(THE PROBLEM) List each line of the data that holds the word "portfolio".

(RECORD EXTRACTS)
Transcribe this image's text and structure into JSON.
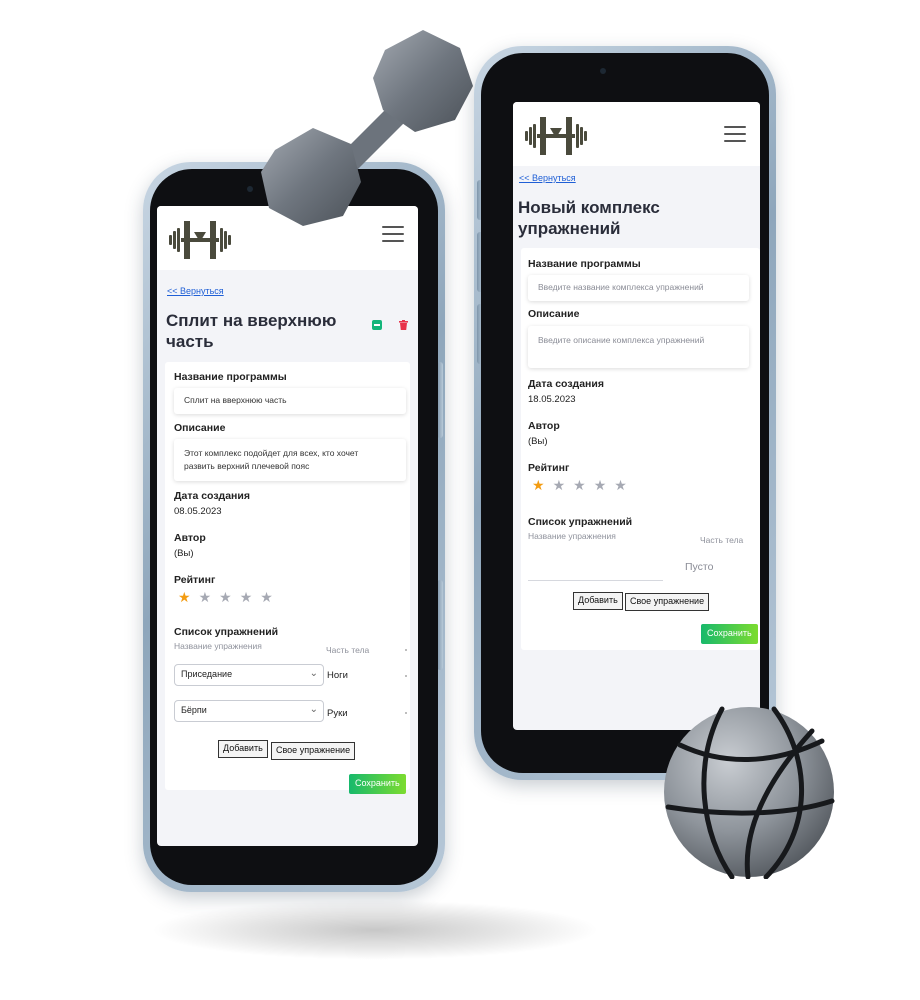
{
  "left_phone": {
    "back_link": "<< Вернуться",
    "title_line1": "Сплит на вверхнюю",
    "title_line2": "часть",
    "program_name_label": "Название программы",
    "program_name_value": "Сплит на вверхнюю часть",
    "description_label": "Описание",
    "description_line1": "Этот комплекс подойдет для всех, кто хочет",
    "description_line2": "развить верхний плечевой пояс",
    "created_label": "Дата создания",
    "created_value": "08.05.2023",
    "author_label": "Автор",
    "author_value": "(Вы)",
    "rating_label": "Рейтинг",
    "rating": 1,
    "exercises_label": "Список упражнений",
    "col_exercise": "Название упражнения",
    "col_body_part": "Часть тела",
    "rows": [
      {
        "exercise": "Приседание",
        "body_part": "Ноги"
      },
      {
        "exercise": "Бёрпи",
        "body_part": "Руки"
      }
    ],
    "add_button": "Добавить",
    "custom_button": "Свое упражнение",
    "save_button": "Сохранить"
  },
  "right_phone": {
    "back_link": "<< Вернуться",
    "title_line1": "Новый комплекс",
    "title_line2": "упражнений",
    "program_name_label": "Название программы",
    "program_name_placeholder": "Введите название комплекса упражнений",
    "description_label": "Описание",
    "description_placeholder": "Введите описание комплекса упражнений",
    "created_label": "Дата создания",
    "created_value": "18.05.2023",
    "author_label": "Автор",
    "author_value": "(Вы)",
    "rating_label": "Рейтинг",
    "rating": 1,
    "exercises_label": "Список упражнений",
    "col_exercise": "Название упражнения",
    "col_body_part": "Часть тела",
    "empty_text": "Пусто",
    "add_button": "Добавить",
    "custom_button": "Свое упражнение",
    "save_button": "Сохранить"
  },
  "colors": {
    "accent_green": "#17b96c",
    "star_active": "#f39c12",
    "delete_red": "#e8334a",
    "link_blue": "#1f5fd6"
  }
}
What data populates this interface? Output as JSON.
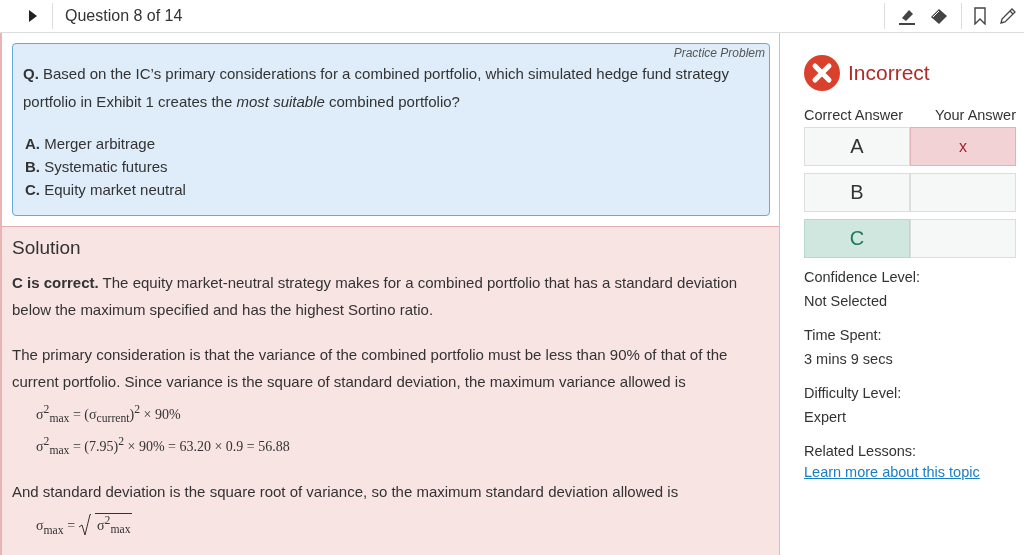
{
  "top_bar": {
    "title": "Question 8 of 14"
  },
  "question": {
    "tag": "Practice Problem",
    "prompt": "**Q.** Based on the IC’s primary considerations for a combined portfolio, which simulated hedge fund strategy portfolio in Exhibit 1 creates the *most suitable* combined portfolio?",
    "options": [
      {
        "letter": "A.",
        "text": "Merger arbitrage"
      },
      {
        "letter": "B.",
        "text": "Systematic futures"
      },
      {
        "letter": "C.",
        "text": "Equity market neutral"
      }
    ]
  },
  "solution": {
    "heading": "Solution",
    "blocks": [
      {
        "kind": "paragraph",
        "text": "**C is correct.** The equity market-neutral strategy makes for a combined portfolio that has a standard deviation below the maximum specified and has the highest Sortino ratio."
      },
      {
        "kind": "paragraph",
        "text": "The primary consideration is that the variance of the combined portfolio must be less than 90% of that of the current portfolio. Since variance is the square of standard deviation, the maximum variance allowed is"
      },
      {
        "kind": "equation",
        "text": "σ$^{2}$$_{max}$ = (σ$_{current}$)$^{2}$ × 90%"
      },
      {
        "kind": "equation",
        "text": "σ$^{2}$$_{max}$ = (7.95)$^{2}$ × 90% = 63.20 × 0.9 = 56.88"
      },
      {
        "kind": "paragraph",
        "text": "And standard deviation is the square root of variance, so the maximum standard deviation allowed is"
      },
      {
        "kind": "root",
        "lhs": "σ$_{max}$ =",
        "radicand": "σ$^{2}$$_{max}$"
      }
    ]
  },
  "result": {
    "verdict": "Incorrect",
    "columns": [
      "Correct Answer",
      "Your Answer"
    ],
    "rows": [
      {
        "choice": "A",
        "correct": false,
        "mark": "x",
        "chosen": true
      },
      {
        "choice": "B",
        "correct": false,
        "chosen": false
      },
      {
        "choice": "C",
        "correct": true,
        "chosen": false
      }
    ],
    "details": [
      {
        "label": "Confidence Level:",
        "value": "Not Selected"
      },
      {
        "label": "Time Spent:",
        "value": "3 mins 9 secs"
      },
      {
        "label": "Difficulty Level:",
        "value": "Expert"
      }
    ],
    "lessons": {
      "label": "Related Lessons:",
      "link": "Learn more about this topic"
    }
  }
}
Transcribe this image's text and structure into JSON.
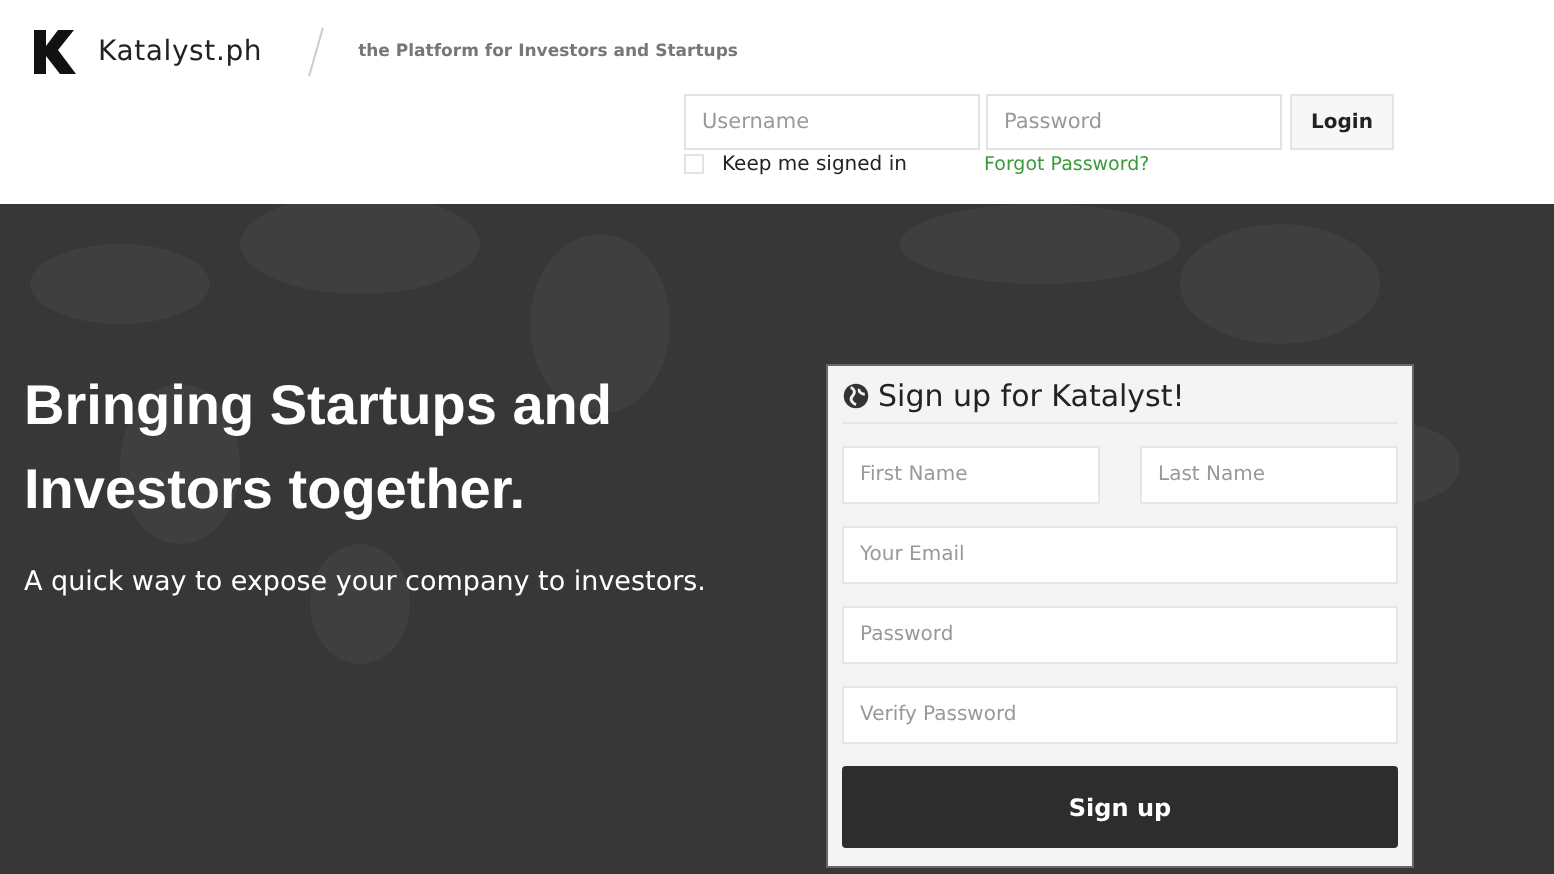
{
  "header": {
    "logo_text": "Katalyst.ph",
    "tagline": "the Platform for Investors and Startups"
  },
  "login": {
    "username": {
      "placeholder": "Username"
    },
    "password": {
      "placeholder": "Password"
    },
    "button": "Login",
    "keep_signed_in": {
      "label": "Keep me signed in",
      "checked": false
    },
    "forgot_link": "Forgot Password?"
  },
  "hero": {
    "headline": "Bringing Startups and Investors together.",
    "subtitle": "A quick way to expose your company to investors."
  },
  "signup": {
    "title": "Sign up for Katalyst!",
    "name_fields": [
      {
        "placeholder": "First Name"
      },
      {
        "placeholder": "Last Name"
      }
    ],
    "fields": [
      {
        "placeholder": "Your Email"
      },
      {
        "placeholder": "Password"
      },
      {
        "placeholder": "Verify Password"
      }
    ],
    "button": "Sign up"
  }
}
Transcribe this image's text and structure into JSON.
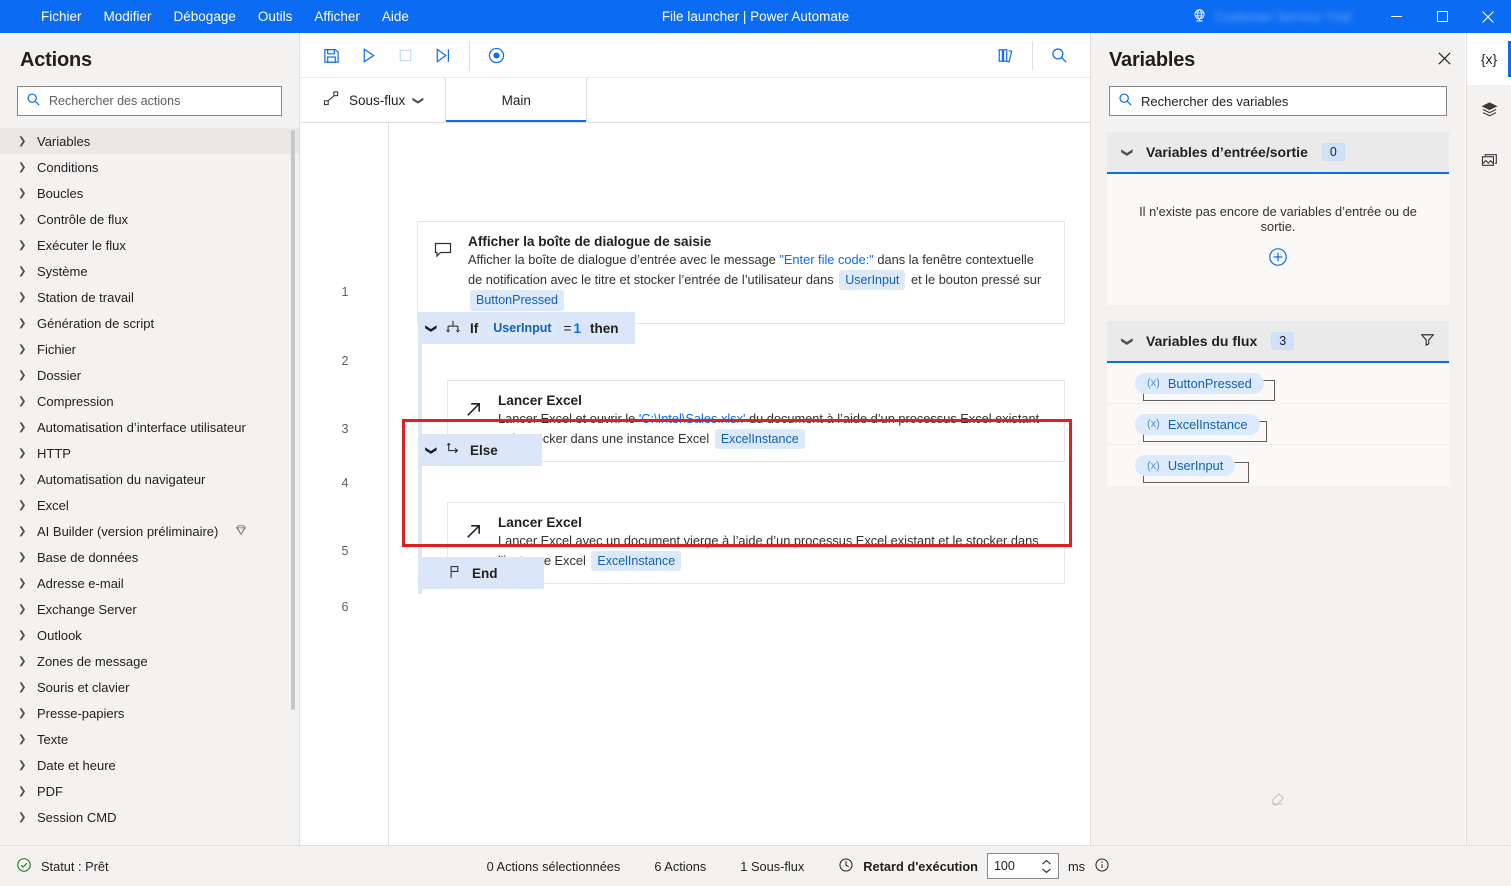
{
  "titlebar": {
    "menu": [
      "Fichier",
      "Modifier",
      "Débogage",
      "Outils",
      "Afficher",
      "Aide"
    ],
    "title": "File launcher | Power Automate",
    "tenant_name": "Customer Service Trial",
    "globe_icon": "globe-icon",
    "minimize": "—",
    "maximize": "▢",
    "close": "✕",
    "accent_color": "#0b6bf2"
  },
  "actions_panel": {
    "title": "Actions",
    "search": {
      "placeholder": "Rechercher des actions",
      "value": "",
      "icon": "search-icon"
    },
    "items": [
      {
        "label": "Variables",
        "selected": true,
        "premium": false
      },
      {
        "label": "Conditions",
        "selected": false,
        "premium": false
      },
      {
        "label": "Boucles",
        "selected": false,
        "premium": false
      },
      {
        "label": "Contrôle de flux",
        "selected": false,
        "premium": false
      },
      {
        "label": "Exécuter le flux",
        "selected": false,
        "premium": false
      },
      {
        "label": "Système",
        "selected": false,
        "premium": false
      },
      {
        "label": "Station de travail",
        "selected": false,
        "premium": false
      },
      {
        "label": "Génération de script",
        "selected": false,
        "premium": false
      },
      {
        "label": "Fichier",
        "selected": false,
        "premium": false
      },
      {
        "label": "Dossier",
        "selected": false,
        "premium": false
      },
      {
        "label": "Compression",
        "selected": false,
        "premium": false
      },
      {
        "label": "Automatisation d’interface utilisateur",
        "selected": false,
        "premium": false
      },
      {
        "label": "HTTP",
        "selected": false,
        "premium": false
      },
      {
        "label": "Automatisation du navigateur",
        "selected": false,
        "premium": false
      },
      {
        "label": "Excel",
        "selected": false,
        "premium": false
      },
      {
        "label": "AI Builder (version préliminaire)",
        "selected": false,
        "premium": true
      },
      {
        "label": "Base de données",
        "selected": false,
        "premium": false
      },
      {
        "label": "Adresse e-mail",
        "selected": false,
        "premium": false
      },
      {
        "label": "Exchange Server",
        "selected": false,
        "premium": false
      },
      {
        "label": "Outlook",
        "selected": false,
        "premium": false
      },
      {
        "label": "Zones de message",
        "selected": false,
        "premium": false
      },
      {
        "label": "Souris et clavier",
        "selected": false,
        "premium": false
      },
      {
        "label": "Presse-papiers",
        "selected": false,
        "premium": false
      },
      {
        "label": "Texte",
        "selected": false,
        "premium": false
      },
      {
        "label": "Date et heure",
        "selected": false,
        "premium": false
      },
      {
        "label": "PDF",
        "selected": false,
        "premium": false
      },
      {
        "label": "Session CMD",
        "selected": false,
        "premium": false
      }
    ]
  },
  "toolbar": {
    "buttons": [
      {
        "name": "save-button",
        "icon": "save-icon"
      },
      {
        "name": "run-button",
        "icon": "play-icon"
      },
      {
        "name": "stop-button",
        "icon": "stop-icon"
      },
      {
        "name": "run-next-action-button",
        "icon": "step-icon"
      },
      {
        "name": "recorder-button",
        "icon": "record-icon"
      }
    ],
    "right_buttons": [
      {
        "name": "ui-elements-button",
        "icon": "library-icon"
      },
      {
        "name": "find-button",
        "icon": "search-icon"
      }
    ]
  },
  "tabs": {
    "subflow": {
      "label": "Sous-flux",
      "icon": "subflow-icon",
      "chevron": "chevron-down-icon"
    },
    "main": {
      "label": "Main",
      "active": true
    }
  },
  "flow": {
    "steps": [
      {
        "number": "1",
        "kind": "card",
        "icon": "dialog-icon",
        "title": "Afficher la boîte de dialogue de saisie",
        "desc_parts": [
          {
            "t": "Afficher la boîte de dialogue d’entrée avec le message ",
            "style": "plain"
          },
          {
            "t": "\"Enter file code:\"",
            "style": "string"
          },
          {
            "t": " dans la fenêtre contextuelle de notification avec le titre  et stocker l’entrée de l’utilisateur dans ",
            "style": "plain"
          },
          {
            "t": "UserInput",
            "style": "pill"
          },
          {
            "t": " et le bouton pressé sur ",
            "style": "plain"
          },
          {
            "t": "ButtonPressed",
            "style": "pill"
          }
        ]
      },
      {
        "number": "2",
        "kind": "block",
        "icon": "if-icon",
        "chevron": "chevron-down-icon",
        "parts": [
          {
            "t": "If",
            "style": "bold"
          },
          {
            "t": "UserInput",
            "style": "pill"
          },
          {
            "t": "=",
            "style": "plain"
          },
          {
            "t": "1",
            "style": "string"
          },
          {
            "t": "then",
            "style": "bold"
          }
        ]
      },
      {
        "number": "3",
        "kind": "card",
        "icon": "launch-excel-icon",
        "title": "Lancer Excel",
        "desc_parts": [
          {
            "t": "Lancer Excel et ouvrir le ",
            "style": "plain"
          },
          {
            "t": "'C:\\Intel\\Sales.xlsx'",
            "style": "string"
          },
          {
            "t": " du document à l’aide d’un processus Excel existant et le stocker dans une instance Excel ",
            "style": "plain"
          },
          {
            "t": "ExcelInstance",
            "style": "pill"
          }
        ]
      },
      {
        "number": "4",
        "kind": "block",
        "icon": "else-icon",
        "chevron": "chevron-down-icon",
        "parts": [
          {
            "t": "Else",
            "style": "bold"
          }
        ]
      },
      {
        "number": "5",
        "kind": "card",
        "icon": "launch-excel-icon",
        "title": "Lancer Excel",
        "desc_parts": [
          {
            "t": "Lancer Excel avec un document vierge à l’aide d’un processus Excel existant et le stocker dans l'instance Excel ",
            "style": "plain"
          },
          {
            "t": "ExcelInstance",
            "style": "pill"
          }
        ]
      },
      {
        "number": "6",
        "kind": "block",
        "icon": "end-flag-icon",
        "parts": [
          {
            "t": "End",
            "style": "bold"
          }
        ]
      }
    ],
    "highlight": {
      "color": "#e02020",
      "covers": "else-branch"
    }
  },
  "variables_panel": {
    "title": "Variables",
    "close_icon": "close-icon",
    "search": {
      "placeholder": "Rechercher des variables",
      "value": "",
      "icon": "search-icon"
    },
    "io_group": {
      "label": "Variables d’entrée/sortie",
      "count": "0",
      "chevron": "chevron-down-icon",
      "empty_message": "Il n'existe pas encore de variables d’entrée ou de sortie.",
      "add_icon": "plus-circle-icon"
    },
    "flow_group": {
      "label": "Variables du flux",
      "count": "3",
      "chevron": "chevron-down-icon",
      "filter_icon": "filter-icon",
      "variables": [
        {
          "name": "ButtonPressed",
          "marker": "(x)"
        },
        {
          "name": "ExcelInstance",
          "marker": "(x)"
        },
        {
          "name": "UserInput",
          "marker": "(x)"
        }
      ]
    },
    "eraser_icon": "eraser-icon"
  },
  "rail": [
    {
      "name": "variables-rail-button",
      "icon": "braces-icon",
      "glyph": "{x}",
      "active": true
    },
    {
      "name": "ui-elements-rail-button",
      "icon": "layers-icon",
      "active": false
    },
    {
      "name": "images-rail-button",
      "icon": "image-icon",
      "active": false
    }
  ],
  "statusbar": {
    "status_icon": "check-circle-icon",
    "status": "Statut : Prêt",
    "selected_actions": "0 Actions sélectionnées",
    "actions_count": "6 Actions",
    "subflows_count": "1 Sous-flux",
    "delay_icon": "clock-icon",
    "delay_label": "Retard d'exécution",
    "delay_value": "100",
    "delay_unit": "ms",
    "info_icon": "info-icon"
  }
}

(EXERCISE ANSWER)
    "prompt": "**Q.** Based on the IC’s primary considerations for a combined portfolio, which simulated hedge fund strategy portfolio in Exhibit 1 creates the *most suitable* combined portfolio?",
        "text": "**C is correct.** The equity market-neutral strategy makes for a combined portfolio that has a standard deviation below the maximum specified and has the highest Sortino ratio."
        "text": "The primary consideration is that the variance of the combined portfolio must be less than 90% of that of the current portfolio. Since variance is the square of standard deviation, the maximum variance allowed is"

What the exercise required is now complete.